## WHAT TO DO
Return all lines in the data where the string "Этот" can be found.

(GIVEN RECORDS)

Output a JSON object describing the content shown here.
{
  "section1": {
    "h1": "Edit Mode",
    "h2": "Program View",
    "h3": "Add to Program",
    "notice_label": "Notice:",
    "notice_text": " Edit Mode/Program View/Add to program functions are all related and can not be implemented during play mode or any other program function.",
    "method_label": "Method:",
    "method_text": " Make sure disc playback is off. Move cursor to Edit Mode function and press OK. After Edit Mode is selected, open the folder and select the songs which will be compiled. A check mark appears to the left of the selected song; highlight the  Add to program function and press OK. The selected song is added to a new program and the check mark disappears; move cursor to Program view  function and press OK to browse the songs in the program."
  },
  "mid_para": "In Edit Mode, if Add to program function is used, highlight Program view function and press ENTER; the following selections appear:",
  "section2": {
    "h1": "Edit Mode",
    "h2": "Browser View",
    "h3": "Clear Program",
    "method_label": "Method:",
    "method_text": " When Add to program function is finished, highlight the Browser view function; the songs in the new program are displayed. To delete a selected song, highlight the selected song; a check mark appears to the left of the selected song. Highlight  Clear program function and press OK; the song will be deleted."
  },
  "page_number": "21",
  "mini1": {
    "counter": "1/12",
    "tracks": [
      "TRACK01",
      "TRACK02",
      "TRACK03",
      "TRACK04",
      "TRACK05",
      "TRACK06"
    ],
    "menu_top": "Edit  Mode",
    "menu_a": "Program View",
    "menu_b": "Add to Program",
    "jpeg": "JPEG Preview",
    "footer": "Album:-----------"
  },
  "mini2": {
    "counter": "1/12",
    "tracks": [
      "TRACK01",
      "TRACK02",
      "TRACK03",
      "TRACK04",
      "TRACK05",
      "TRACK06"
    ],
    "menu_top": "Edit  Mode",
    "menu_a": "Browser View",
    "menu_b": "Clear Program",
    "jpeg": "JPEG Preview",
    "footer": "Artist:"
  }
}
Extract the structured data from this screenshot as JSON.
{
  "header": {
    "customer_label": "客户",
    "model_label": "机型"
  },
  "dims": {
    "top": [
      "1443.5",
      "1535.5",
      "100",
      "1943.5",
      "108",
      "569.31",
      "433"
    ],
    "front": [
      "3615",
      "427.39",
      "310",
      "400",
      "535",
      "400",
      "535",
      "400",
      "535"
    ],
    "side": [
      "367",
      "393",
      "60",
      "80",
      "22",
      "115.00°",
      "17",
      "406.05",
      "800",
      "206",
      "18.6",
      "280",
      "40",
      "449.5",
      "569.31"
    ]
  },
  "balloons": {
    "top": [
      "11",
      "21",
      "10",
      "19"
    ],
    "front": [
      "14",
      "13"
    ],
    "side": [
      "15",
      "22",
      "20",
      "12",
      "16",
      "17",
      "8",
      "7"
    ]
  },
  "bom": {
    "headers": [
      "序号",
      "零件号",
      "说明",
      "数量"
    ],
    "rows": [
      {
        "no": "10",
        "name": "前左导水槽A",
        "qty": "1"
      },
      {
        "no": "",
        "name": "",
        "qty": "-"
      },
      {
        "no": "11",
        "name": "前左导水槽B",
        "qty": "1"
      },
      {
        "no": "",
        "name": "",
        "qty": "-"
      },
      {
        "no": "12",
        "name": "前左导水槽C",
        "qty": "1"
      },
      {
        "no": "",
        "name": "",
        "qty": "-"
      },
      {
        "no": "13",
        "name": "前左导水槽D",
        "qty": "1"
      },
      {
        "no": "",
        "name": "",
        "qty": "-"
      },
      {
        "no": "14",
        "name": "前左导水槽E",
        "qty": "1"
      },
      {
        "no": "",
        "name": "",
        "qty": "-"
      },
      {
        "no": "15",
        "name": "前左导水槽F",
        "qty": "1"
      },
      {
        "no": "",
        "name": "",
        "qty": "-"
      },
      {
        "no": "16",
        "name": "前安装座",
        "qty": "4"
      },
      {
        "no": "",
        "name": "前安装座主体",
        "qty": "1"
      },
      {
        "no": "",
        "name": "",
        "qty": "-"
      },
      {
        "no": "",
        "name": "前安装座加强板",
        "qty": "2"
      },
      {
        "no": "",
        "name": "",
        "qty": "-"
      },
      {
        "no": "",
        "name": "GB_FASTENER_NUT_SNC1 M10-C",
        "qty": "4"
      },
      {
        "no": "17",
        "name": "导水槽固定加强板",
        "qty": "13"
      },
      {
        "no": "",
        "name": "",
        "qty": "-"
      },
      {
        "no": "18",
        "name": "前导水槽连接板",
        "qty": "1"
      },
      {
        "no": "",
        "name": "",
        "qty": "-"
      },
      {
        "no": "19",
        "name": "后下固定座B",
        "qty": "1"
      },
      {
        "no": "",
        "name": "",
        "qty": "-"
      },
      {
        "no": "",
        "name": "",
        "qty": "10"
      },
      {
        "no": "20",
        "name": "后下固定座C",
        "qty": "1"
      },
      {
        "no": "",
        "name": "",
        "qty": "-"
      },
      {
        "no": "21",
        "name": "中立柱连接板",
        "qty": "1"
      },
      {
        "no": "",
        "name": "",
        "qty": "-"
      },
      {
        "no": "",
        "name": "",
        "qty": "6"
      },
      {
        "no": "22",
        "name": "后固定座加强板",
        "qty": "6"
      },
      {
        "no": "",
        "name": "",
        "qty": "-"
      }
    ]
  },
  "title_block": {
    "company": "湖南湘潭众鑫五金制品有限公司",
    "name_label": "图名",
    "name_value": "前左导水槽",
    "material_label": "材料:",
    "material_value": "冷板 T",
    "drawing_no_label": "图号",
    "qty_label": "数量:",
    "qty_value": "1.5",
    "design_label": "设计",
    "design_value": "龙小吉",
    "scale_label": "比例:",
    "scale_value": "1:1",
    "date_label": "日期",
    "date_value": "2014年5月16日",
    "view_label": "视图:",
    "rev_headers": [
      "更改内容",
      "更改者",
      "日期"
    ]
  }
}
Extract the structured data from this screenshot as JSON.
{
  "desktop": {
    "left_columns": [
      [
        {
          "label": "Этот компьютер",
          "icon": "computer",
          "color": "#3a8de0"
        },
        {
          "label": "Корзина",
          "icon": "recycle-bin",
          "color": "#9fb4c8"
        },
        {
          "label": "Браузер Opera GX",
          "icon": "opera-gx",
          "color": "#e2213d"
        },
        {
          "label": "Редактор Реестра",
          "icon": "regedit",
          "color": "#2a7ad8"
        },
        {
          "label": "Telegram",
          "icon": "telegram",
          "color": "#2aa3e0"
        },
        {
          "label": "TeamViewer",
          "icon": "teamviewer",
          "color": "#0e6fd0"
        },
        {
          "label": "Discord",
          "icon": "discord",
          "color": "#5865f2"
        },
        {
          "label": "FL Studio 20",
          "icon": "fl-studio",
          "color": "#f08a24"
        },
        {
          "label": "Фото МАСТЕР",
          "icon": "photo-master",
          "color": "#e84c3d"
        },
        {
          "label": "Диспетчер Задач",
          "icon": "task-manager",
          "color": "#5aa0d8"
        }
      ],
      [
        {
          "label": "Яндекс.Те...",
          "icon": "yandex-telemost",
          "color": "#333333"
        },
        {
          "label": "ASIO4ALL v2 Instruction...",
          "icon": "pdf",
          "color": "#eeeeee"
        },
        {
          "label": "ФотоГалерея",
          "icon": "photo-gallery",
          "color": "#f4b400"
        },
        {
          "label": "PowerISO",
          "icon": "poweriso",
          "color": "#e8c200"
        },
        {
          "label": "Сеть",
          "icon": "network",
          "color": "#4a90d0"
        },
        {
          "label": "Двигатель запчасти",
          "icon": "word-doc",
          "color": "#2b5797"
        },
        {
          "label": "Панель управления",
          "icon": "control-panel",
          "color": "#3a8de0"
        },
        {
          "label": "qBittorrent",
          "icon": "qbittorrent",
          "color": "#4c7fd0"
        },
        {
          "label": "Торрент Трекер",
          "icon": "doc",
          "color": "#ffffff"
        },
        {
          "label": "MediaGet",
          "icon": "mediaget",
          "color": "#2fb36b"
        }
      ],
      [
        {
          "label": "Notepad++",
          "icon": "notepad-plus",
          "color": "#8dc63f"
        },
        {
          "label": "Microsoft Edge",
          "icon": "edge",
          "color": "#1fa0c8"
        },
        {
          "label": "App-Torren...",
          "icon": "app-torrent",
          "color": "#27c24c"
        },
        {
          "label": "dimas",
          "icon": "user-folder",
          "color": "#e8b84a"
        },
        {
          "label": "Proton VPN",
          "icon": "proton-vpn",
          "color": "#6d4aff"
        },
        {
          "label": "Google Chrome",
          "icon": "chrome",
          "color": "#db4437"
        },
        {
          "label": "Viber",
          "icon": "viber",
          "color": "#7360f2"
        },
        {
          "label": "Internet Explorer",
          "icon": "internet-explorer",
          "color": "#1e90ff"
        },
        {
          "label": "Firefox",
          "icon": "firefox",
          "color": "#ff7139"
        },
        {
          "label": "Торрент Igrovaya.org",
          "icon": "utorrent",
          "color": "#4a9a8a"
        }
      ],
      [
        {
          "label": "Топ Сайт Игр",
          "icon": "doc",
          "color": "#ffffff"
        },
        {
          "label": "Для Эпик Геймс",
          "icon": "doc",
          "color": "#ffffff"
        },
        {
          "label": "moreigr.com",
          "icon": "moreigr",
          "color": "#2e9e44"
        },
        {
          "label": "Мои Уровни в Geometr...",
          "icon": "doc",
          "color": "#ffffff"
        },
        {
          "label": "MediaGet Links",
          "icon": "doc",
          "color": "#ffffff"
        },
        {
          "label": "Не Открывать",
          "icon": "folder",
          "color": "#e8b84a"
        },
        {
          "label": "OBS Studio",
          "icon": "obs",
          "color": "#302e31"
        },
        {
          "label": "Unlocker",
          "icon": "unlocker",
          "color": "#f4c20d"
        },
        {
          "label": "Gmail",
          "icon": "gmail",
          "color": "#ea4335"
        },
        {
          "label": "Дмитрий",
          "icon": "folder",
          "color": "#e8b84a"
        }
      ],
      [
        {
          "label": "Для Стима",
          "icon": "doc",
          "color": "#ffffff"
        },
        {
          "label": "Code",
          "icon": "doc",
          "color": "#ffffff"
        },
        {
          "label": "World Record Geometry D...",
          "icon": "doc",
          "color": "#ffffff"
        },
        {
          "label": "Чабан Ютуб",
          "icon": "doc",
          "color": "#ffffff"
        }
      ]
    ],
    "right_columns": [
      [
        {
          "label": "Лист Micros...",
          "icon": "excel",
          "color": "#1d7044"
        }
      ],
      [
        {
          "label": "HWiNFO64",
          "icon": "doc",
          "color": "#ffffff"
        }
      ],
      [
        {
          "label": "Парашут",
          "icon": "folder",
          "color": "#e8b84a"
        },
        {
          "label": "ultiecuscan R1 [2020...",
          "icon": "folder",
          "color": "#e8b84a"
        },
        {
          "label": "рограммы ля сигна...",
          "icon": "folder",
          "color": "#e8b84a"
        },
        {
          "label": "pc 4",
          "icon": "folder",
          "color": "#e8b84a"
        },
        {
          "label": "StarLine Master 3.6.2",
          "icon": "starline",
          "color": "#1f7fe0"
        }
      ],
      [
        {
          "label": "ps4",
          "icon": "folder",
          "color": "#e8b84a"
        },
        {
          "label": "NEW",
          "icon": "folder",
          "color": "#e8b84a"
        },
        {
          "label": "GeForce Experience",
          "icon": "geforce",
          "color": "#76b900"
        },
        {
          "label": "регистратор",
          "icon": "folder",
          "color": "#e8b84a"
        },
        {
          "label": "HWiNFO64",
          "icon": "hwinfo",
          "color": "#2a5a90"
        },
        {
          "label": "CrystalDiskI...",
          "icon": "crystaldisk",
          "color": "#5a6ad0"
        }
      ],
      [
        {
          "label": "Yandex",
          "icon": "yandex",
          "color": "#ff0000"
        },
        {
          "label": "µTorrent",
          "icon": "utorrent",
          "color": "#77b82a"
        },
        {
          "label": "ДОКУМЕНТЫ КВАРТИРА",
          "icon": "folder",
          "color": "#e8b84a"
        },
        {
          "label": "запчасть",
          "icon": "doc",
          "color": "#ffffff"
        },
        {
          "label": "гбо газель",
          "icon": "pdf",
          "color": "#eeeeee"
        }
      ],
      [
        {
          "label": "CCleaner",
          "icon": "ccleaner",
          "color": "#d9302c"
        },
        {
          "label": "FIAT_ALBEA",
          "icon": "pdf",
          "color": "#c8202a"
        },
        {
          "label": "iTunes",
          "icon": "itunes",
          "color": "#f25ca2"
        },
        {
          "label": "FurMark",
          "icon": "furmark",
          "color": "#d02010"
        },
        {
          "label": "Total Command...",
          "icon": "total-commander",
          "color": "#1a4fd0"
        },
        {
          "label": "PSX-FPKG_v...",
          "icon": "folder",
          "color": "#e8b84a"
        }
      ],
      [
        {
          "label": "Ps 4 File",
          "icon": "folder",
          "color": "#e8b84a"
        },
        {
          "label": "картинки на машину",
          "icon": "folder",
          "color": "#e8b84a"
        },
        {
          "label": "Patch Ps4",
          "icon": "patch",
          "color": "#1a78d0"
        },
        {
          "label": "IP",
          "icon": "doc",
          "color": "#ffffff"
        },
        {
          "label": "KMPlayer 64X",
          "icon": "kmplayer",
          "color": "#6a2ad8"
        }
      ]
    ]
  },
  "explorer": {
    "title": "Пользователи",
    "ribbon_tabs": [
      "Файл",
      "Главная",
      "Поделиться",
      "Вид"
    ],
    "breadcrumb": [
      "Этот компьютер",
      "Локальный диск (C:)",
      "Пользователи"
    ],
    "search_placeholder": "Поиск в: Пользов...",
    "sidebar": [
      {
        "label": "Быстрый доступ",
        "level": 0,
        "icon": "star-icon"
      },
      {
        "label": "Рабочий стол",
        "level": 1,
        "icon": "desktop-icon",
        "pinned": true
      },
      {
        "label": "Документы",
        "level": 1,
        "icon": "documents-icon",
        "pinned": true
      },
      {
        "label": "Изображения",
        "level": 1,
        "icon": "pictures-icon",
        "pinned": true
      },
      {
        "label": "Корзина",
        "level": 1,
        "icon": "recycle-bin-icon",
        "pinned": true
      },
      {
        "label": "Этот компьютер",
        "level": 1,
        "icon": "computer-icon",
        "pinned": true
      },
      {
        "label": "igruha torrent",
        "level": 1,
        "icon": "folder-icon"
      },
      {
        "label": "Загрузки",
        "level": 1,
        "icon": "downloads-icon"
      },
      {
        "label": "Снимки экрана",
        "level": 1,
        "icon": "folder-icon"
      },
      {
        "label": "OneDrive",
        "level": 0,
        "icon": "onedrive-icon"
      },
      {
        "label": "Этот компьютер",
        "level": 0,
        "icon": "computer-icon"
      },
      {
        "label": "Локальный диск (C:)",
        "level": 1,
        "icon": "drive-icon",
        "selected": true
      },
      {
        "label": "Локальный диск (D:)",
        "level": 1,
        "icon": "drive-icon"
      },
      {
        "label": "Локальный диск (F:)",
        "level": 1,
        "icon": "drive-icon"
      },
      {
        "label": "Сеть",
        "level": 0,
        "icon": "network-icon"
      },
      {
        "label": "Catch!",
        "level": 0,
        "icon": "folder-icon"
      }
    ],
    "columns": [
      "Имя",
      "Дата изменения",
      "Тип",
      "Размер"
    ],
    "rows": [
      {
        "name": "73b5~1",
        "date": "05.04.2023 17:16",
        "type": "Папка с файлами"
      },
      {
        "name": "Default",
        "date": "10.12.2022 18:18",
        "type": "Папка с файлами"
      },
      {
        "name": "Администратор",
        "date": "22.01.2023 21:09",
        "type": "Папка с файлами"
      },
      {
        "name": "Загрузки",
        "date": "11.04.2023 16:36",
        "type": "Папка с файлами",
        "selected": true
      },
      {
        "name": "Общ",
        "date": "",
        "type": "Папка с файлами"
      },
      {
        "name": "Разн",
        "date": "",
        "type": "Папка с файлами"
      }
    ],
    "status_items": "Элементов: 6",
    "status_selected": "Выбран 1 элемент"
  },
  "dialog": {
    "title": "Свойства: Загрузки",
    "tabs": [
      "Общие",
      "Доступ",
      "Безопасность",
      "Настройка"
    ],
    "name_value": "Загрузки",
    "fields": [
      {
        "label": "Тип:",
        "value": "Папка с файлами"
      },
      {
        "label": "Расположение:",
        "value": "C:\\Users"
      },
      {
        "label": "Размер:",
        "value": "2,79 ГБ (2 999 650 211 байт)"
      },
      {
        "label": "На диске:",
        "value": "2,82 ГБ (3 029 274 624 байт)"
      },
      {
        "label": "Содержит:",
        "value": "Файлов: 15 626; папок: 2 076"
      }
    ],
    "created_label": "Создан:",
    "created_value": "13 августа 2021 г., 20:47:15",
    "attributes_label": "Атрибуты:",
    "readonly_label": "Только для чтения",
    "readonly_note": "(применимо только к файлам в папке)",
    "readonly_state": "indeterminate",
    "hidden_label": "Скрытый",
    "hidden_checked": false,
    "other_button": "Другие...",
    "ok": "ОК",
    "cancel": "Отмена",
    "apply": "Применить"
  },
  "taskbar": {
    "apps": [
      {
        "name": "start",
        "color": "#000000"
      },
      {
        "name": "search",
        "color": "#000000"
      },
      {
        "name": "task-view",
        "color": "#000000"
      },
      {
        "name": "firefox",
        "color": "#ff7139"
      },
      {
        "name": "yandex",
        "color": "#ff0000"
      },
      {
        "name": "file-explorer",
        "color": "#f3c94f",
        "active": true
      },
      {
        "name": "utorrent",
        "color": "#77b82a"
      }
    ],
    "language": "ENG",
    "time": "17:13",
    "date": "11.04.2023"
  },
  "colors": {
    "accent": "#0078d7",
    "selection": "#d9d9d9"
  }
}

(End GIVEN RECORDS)

## RESPONSE
          "label": "Этот компьютер",
      "Этот компьютер",
        "label": "Этот компьютер",
        "label": "Этот компьютер",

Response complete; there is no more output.